Recently, I have been taking part in a play-by-post D&D campaign with some Discord friends, and decided to try something different for a character concept. I got the idea in a roundabout way from Lord of the Rings, namely a somewhat obscure character named Cirdan the Shipwright. It dawned on me that elves could forge things well, just like dwarves, even if their sense of style would be different. That led to Fenmaer Wasanthi, the high elf forge domain cleric, my PBP character.
For class-racial stats, high elves don’t make optimal clerics, but flavor-wise (and again borrowing from LoTR lore) it just made more sense than a wood elf forge cleric. High elves give off a vibe of cleverness, and crafting that wood elves don’t, so that seemed to mesh with the flavor of the forge cleric, even if I lose some stat benefits.
Still, how does one play a forge cleric? For the PBP campaign, we have an unusual composition in that we have wizard, druid and myself, the cleric. That means no melee fighters by default. It took me a session or two to realize that Fenmaer would be taking on the melee role while his partners would stay back and use magic. Because Forge Clerics get heavy armor proficiency by default, plus Blessing of the Forge to give my armor an extra +1, I could maintain a pretty high AC (19) easily enough. One would argue that Blessing of the Forge is one of the funnest reasons (besides good armor proficiency) to play a Forge Cleric. I have used it to give +1 to my weapon as well, and if we had a proper melee fighter, I could have easily just blessed their weapon instead.

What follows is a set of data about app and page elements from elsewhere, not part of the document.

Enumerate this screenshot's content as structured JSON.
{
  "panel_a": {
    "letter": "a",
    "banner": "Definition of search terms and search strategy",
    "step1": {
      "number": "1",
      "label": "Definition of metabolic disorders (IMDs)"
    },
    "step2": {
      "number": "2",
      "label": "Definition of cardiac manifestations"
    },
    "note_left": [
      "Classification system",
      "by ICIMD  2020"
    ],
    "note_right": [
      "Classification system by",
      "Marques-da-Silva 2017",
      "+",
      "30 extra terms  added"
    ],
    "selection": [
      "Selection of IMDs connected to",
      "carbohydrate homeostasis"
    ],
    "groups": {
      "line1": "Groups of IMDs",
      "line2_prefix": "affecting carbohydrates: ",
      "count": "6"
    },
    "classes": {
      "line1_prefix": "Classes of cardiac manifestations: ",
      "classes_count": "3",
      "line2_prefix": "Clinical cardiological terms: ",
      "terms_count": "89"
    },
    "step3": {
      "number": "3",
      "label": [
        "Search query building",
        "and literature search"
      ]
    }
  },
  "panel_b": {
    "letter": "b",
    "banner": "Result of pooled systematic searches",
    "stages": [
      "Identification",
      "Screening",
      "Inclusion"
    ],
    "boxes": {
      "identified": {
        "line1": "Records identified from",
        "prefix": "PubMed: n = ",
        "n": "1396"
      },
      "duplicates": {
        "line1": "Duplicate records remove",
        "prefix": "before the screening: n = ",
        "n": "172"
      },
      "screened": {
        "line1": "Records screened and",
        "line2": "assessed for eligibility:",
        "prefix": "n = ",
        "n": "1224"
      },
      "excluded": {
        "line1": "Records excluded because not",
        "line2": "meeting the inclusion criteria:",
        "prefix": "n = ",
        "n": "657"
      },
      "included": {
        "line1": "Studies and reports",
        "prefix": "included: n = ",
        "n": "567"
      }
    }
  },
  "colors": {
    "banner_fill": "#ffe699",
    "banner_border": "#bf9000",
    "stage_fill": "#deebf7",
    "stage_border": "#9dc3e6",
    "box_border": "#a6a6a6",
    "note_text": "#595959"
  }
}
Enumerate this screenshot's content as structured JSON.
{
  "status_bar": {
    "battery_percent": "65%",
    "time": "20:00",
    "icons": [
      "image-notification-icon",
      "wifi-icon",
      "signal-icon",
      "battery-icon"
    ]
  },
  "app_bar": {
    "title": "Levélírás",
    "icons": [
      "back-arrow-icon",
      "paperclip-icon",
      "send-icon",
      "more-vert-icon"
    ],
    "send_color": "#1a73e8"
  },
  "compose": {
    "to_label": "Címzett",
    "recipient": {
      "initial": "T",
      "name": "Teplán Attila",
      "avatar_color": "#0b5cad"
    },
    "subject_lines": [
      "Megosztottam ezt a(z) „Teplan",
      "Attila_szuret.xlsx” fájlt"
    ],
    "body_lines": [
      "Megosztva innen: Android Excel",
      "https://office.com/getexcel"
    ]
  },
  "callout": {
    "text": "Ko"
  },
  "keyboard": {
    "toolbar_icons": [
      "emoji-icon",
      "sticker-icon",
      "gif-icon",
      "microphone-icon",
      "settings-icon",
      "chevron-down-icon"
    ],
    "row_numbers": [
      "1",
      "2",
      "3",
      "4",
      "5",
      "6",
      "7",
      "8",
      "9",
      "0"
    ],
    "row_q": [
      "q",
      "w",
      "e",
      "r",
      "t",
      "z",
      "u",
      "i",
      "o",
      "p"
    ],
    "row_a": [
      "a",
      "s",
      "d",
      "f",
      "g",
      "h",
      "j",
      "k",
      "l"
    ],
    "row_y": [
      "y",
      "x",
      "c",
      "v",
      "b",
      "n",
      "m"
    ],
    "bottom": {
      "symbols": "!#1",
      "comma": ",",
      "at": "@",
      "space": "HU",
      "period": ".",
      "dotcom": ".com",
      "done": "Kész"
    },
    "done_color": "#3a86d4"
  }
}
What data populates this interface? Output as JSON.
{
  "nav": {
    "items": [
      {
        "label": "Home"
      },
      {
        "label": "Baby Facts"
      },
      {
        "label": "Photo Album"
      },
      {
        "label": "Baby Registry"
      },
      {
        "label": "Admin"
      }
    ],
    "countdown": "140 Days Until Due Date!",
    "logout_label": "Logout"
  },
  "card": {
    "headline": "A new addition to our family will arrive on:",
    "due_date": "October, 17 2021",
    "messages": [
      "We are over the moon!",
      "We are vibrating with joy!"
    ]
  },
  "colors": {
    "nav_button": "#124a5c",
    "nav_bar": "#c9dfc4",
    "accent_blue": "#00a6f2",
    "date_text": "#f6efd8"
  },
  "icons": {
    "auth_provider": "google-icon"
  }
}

However, the first couple Adventurer’s League modules that we played didn’t go particularly well. This was because I kept trying to play Fenmaer as an offensive cleric. I would cast Searing Smite (something that forge clerics get for free), whiff the attack and waste my spell slot (or it would hit and do middling damage). For Guiding Bolt, it was hard to cast because I would have disadvantage if the target was within 5ft, so I would have to risk backing up, and then it would still miss.
Later, it finally dawned on me that my Cleric abilities still worked better than my melee combat, but that I still need to stay on the front line. In other words a “tank cleric”: someone who can leverage cleric abilities while still absorbing potential attacks. So my strategy lately has been to:
- Using Bless to improve the team’s attack capabilities and saving throws. Since this persists for multiple rounds, I get more bang for my buck, my other cast partners get better hit %’s and I can still hit with my sword better. Win-win.
- For beefy attacks, using Inflict Wounds will work better than something like Guiding Bolt since I don’t have any disadvantage when I am up in an opponent’s face. With Bless in play, that also has a better chance to hit.
The gist here is that by focusing on buff spells, high AC, and clerical spells that require melee spell attacks, I get more bang for my buck on my limited spell slots, and provide more impact on the battlefield.
But the Forge Cleric gets noticeably better starting at 6th level onward: resistance (and then later full immunity) to fire, heavy armor gets additional AC benefits, etc. It kind of puts a Forge Cleric on a single development track (e.g. fire + heavy armor), but it makes sense flavor-wise, and like any good role-player, you play to your strengths rather than worrying about your weaknesses.
Speaking of fire, the emphasis on fire and metal makes for interesting flavor challenges for an elf. Normally, we associate elves with nature, greenery, etc, not fire and metal. However, there is a Forge domain deity for Elves named Darahl Firecloak (or Darahl Tilvenar in Elvish). He only gets a tiny mention in 5e’s Mordenkainen’s Tome of Foes, but older lore explains that Darahl is something of a black sheep in the Elvish pantheon due to a past tragedy he unwittingly committed, and his tendency to be more open to non-Elf converts. It makes for fun cleric role-playing: trying to revive Darahl’s religious community. Fenmaer’s backstory in particular is that he is from the community of Elventree near Mulmaster (where many D&D Adventurer’s League modules are based), and a small, diminishing community of high elves. Fenmaer’s motivation has been to revive the fortunes of his community and recover lost lore, forging methods, etc.
But also, going back to Tolkien, the high elves of D&D strongly correlate to the Noldor of the Silmarillion, due to their craftiness and emphasis on magic and forging artifacts (e.g. the Silmaril jewels), less so on nature. So, the idea of elves crafting is not as far-fetched as modern pop-culture would imply. This is one of the reasons I tend to play elves a lot in D&D: there’s a surprising variety of elf subtypes if you know your Tolkien. 😉
As for Forge Clerics, they have a clear track for development, and if you’re willing to play to its strengths, it’s a pretty fun interesting domain for clerics to explore, especially when you mix with interesting cultural interactions.
P.S. Briefly posted on another, experimental side-blog, decided to move here for consistency.